Approaching the end of my senior year at Cooper Union for the Advancement of Science and Art, I was mentally and emotionally drained from 8 years of fine art education. My bachelor’s studies felt like a grueling marathon throughout which I had to constantly prove my brilliance to my peers and professors. Sometimes I succeeded, either by managing to approximate the aesthetic that was celebrated there, or by ignoring it, and making something more intimate and personal, which was appreciated for being different. But for the most part, I was exhausted by the competition, and no longer intending to be an artist after graduation.
I began to view more cynically my path into art. I recalled the intense social anxiety that accompanied my move from private Jewish school to public school in 5th grade, and my discovery that drawing could get me praise. The popular girl asked me for a drawing of Garfield, which I made lovingly, that night. I entered the “art major” program in elementary school, and from there it was a snowball of positive feedback and increased mastery. As art came to define me, the humble beginnings of my talent were quickly forgotten.
Until senior year of Cooper Union.
Having identified my creative drive as essentially a weakness of character, I formulated a new aspiration as I approached graduation: to finish art school and live like a “normal person,” without the emotional crutch of art-making.
However, I still had a few months left in the institution, and several assignments looming. One of them was for a favourite professor of mine, Lisa Lawley. I came up with a kind of performance art piece as my final project. Testifying to her flexibility, I don’t even remember what class I was in with her- it might have been advanced drawing, but it definitely wasn’t performance art. This is what I did: posted fliers around school advertising free help to anyone who wanted an extra hand on an art project. I did about eleven such jobs, and they ranged from carrying equipment through the streets of NYC, to painting in delineated shapes on large sheets of paper. I was satisfied that I had invented a framework in which I could get class credit for basically menial labor bringing other people’s ideas to fruition.
I documented all these jobs in photos, and made a slideshow to present to Ms. Lawley’s class. “My Last Art Project” was a big success. It posed tough questions about authorship, and the preeminence of concept over execution in modern art.

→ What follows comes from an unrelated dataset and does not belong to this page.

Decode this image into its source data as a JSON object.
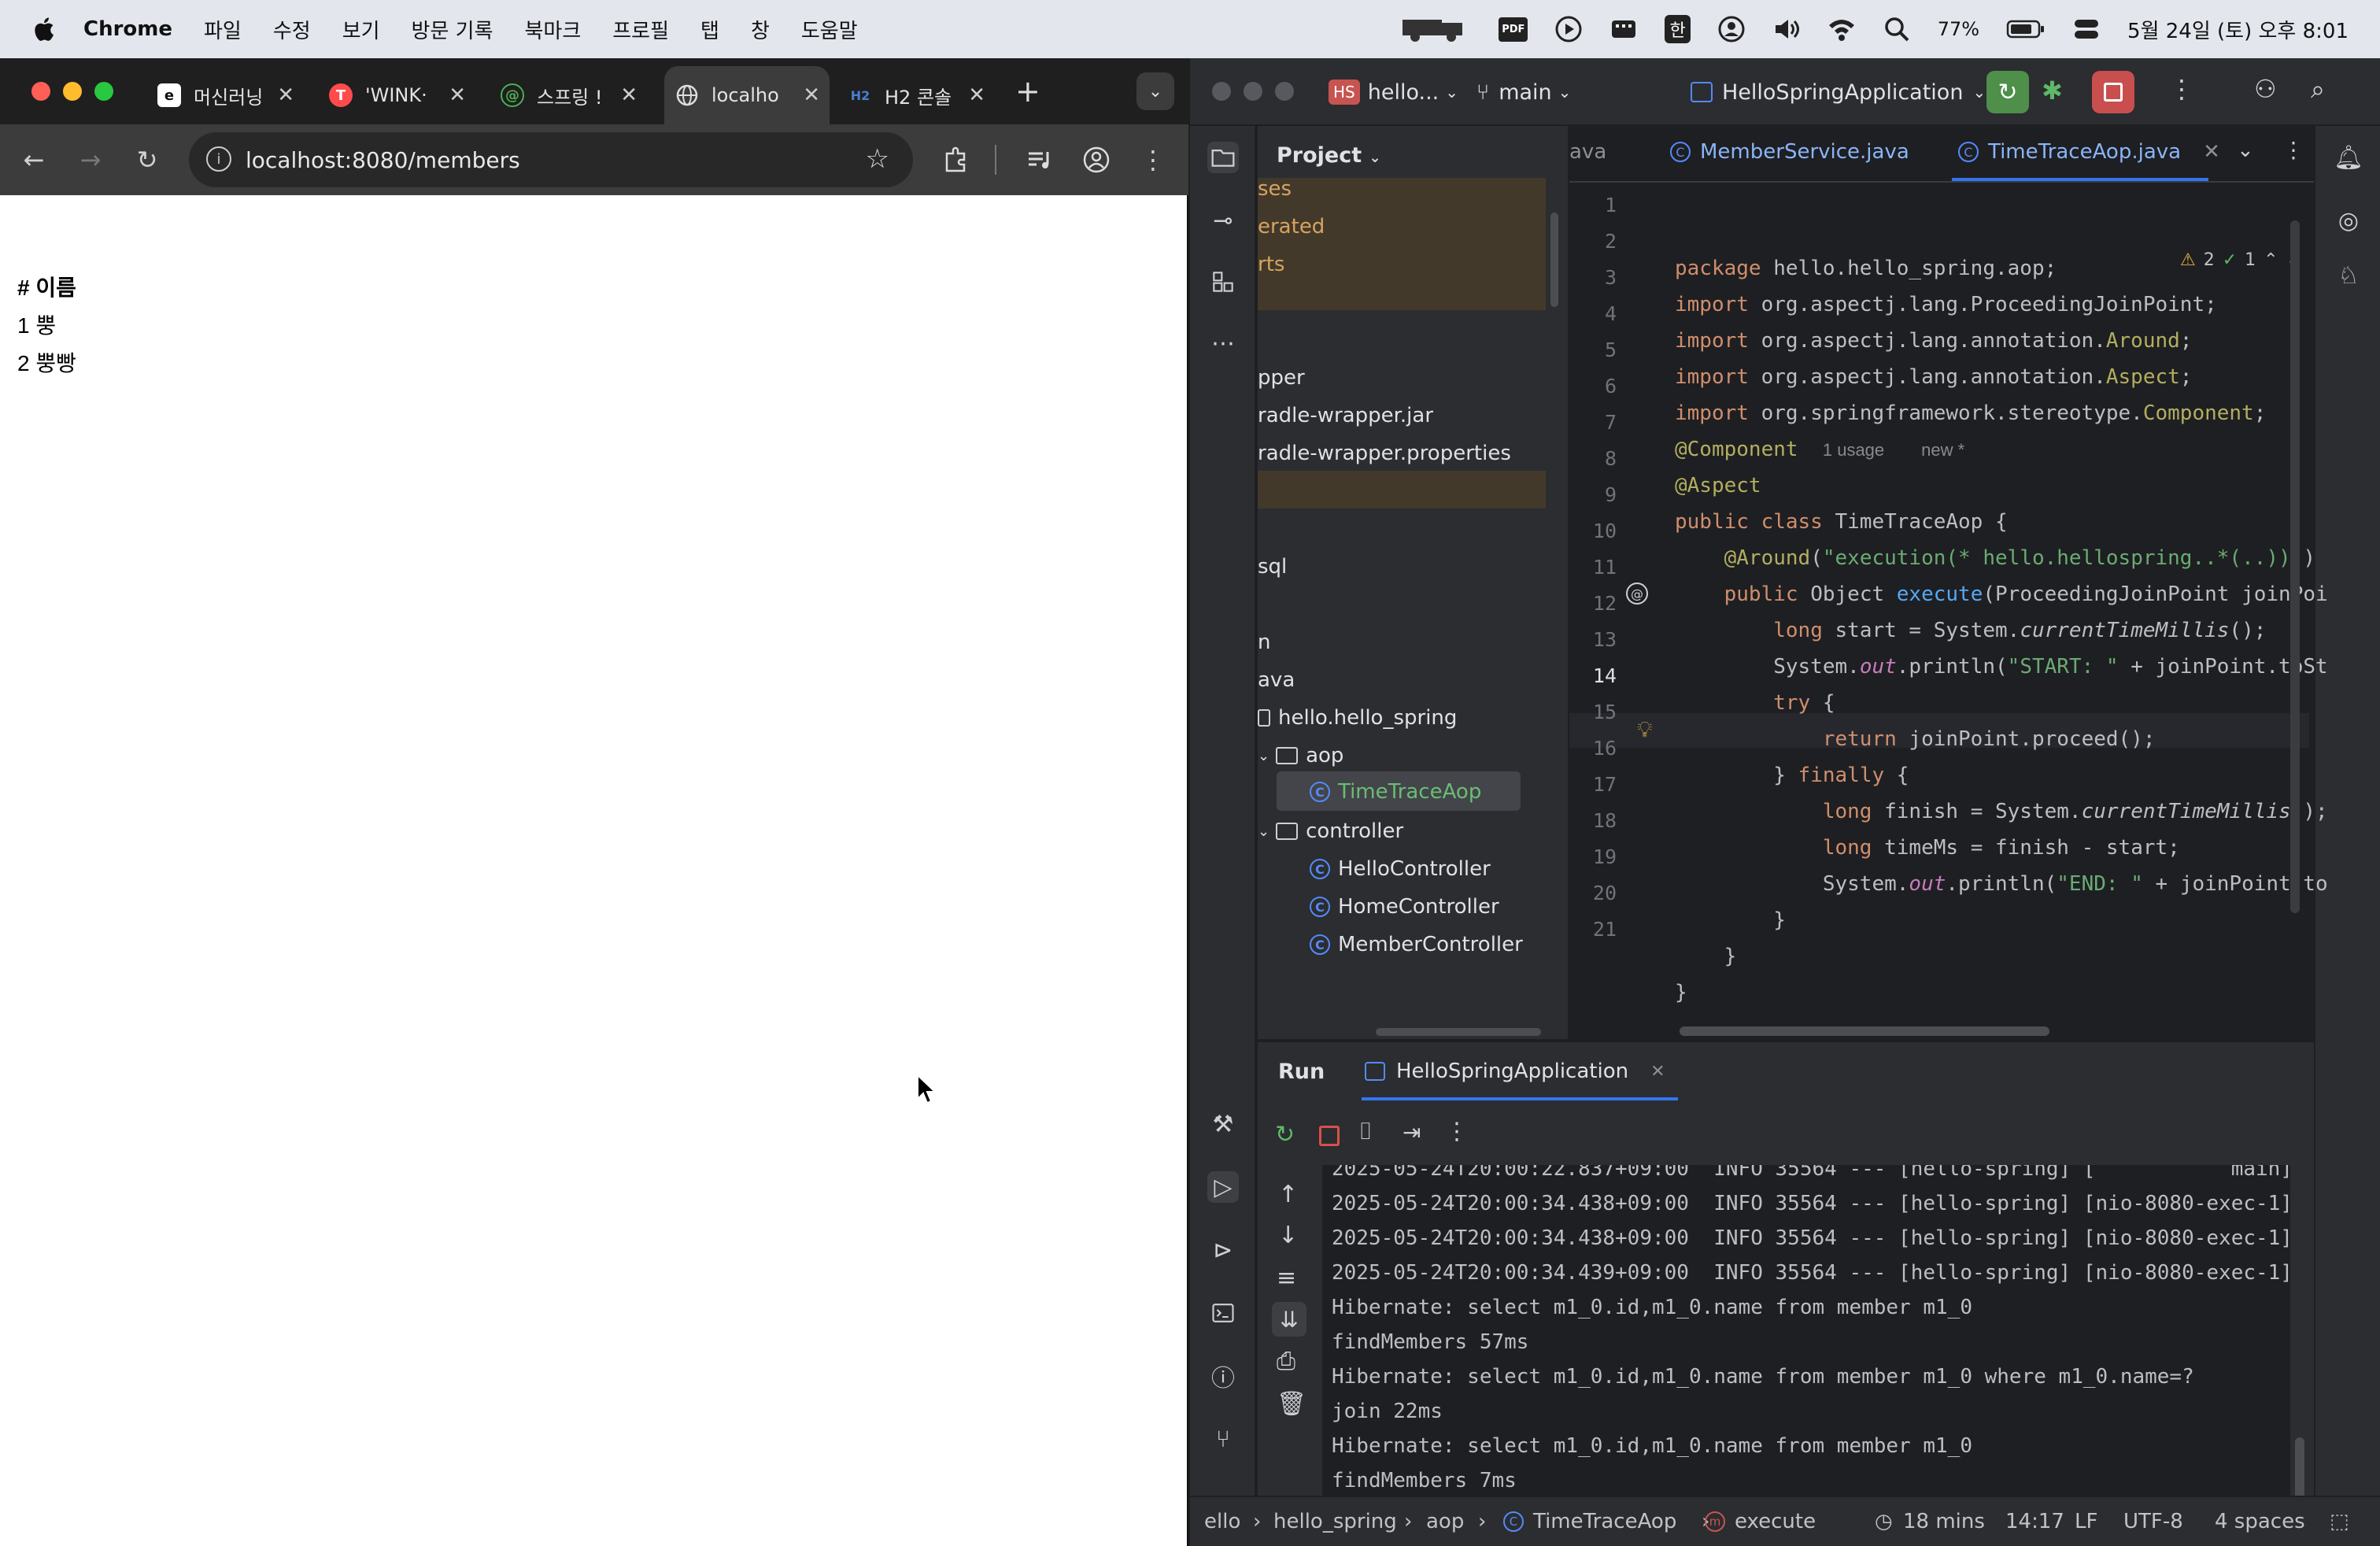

I also told the class of my plans to try living life like a regular person after graduation, and getting fulfilment from regular accomplishments. I remember Lisa probing me about my plans, but she ultimately gave me a good grade, and I finished art school.

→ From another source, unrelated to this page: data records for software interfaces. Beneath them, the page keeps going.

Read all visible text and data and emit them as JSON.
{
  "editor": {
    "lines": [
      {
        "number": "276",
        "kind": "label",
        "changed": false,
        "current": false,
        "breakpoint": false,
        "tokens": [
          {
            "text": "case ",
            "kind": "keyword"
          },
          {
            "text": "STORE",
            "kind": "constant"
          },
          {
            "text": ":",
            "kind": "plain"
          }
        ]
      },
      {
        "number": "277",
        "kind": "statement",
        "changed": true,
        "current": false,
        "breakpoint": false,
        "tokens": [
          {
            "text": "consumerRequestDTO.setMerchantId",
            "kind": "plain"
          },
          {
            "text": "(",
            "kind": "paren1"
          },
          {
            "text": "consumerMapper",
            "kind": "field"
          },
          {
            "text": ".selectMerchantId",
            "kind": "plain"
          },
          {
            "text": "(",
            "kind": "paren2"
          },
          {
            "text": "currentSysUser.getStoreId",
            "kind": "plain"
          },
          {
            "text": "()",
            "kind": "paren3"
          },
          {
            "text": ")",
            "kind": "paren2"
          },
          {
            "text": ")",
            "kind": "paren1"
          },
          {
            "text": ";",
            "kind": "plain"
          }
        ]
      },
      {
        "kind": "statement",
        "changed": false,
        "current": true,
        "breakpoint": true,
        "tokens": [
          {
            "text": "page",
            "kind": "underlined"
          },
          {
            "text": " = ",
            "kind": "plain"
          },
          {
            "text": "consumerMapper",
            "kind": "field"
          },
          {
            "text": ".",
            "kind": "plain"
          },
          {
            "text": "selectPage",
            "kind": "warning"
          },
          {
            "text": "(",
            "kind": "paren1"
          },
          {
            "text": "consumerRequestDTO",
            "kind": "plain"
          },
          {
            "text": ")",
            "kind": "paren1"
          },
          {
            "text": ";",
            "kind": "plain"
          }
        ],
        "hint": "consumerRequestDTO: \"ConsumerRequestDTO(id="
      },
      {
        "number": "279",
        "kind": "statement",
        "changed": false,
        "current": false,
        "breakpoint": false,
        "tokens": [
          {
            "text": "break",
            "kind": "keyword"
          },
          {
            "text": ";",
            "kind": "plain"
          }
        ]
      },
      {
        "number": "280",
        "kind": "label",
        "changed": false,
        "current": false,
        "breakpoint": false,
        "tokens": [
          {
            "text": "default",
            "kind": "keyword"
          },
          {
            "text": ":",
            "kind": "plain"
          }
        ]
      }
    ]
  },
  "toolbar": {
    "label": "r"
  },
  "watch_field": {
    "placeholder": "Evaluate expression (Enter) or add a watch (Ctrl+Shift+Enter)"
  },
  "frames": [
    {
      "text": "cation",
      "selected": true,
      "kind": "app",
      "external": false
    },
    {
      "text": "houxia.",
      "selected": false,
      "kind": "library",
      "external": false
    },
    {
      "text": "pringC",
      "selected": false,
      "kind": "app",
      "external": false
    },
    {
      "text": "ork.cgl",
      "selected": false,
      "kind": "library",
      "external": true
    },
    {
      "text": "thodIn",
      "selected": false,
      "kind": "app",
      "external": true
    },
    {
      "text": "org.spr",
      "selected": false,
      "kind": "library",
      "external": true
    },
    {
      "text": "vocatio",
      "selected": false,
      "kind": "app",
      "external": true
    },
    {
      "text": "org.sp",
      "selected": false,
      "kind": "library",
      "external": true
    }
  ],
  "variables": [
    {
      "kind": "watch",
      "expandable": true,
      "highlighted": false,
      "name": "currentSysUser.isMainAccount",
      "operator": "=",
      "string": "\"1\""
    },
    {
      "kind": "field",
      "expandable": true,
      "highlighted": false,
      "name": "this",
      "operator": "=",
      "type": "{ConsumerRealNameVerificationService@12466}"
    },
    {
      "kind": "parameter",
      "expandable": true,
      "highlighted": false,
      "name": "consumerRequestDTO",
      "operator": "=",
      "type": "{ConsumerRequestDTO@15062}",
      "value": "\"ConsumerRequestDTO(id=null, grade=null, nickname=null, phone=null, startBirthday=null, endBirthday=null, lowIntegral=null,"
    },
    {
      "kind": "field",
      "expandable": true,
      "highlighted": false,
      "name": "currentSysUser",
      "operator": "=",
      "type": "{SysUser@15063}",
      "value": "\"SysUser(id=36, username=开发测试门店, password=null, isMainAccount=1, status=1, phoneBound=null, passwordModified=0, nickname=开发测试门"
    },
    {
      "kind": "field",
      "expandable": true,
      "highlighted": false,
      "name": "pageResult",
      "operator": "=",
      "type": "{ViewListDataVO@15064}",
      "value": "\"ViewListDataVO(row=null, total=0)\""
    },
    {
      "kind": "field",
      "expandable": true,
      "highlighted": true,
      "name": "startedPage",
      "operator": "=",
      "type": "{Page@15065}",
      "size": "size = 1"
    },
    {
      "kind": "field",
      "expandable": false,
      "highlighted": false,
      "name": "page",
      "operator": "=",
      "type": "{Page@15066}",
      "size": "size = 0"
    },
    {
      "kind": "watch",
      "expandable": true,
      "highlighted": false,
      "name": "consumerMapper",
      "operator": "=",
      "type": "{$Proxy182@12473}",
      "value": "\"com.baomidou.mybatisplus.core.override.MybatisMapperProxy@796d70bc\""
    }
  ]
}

Then I stepped into the story I had told. Living back at my parents’ house, I didn’t touch art for a whole year. During that time, I finally started doing check-ups to figure out why I had hardly menstruated for several years. My boyfriend of over two years, the one who had urged me to go to the doctor, ended our relationship. I had very disappointing and frustrating setbacks in some editing work I was doing for my parents. Doctors began telling my parents I was probably anorexic. A huge cyst was discovered in my ovary and I underwent surgery to remove it.

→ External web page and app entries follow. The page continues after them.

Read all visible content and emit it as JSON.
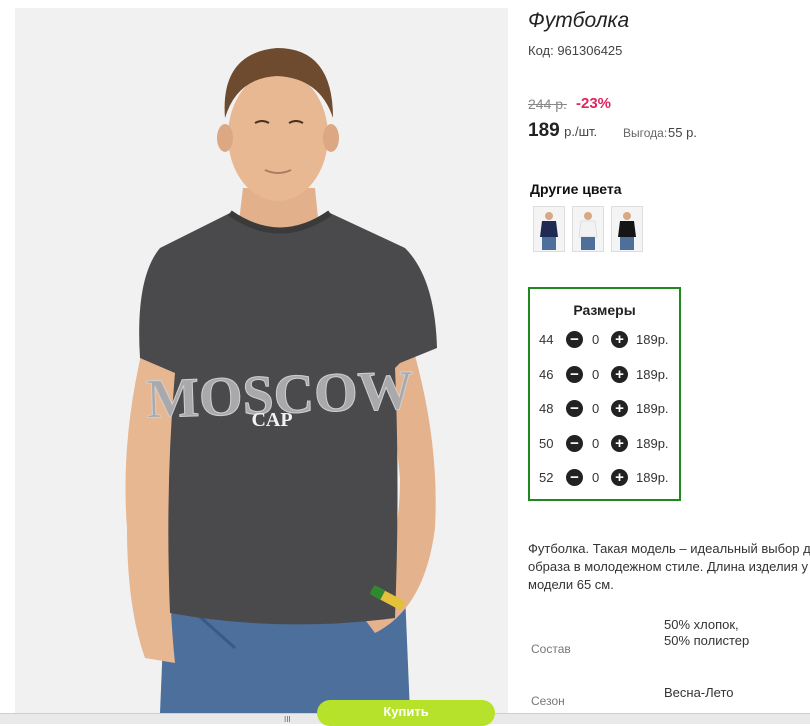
{
  "product": {
    "title": "Футболка",
    "code": "Код: 961306425",
    "old_price": "244 р.",
    "discount": "-23%",
    "price": "189",
    "price_unit": "р./шт.",
    "benefit_label": "Выгода:",
    "benefit_value": "55 р.",
    "print_text_main": "MOSCOW",
    "print_text_sub": "CAP"
  },
  "colors": {
    "title": "Другие цвета",
    "items": [
      {
        "name": "navy-tshirt",
        "color": "#1f2b52"
      },
      {
        "name": "white-tshirt",
        "color": "#f2f2f2"
      },
      {
        "name": "black-tshirt",
        "color": "#151515"
      }
    ]
  },
  "sizes": {
    "title": "Размеры",
    "minus_icon": "−",
    "plus_icon": "+",
    "items": [
      {
        "size": "44",
        "qty": "0",
        "price": "189р."
      },
      {
        "size": "46",
        "qty": "0",
        "price": "189р."
      },
      {
        "size": "48",
        "qty": "0",
        "price": "189р."
      },
      {
        "size": "50",
        "qty": "0",
        "price": "189р."
      },
      {
        "size": "52",
        "qty": "0",
        "price": "189р."
      }
    ]
  },
  "description": "Футболка. Такая модель – идеальный выбор для образа в молодежном стиле. Длина изделия у модели 65 см.",
  "specs": [
    {
      "label": "Состав",
      "value": "50% хлопок, 50% полистер"
    },
    {
      "label": "Сезон",
      "value": "Весна-Лето"
    }
  ],
  "buy_button": "Купить",
  "scroll_grip": "III",
  "accent_colors": {
    "discount": "#e0245e",
    "sizes_border": "#1e8a1e",
    "buy_button": "#b7e22b"
  }
}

The “real life” I had been so anxiously awaiting shaped up to be the darkest year of my life. I had lost my faith in myself and in a Bigger Plan. Objectively, the pitfalls I was facing were not so devastating, but coming all together, and without an outlet through which to express them, to inject meaning into my experiences, it was exponentially more daunting.
I realised that, regardless of the true origins of my drive to create, that drive was what kept me alive. To pull myself out of this pit, I would have to make art. But this seemed harder than any assignment I had ever been given in art school. I had no constraints, but I had no inspiration either. When, during senior year, I had decided to stop making art, I had no idea how hard it would be to start again, if I ever chose to. This time, whatever I would produce would not be to satisfy a professor, or to manifest a brilliant idea granted from above, but to crawl on all fours and drag myself out the mud in which I had buried myself.
To be continued…